Miles 33 Blog

Is Programmatic Advertising coming to an end?

Google introduces AdSense Native Ads.

Is Programmatic Advertising coming to an end?

Last month Google announced the launch of AdSense Native ads, a series of new native ad formats that are designed to match the look and feel of publisher websites.

The new AdSense Native ads are available in three formats: 

  • In-feed ads which fit inside a list of articles or products on a given site;
  • In-article ads that allow users to place ads between the paragraphs of a publisher’s pages;
  • And a content recommendation tool called “Matched Content”, which helps publishers promote their content to visitors and potentially increase revenue, page views, and time spent on site. (Note that “Matched Content” has already been available to publishers for a while, but it is now part of AdSense Native ads).
    While In-feed and In-Article formats are available to all publishers, Matched Content is available to publishers that meet certain traffic volume criteria and number of unique pages.

We have written about Native advertising before and pointed out how it is a controversial issue. While publishers love the revenue stream and advertisers love the readership base they can access, there is a fine line between native ads and fake news, which potentially can be damaging to the reputation of both the brand and the publisher.

Much of this however, lies fully in the control of the publisher, as they can be very selective to whom they sell Native Advertising space to. Take a look at the following chart (published by MediaRadar), which shows a 12% decline in programmatic advertising in the first quarter of 2017 when compared to the same period over last year.

While researchers have been bullish on programmatic ad buying projections, a lack of transparency on pricing, consolidation in the ad tech space, brand safety and measurement appear to be catching up on programmatic advertising and . .  a lack of control over what ads get published, may very well have been the straw that broke the programmatic advertising’s back. In light of this, it may not be that surprising that, in the same period, Native Advertising grew a massive 74% over Q1 of last year (source MediaRadar).

Native ad placement goes through the roof

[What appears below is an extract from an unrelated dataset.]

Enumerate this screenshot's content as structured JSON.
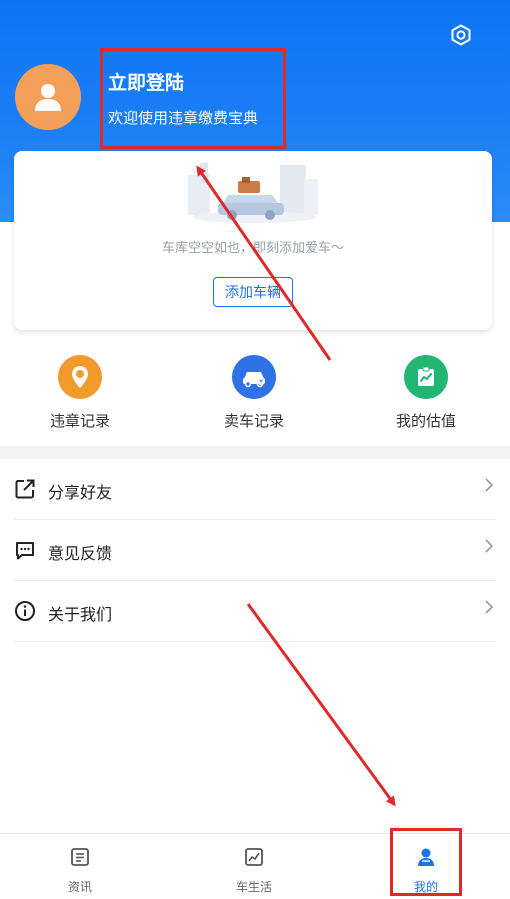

We believe this is clear evidence of a “flight to quality” with publishers exercising more caution. They KNOW that Native ads bring more exposure for advertisers (exposure they can charge for), but they need to be very careful of not eroding the trust their readers have. They appear to have weighed up the concern over brand safety and fraud between Programmatic Advertising (with little control) vs Native Advertising (with tough, but manageable control) and it would appear that Native Advertising is the more appealing of the two.

Google has now entered the Native ads game, making it even easier for advertisers. Google’s intent is to add more control to the Native ad phenomenon and stands a good job of pulling that off by dominating this process. We can be confident the ads will look better and will be more mobile-friendly and will be a better canvas for brands to not only deliver direct response, but content messages. It will also be a more personalized experience for people.

It is clear that the migration to digital is causing big behavioral shifts within the advertising world. Some kinds of advertising “works” and some kinds less so. Programmatic advertising certainly had its run (and most likely will continue to be significant), Native Advertising is starting to make a big impact and, as long as Native continues to outperform traditional ad units, advertisers will keep spending. After all, audiences look at native ads more frequently than non-native ads and similarly, the click-through rate on mobile native is also four times higher than it is for non-native.”

In the end however, it will be the readers who will ultimately decide what works and what doesn’t. As they become more discerning and less likely to bite, brand trust erodes and consumers notice. And that’s a huge cost to bear.

See the Google Adsense ads announcement here

See the MediaRadar report here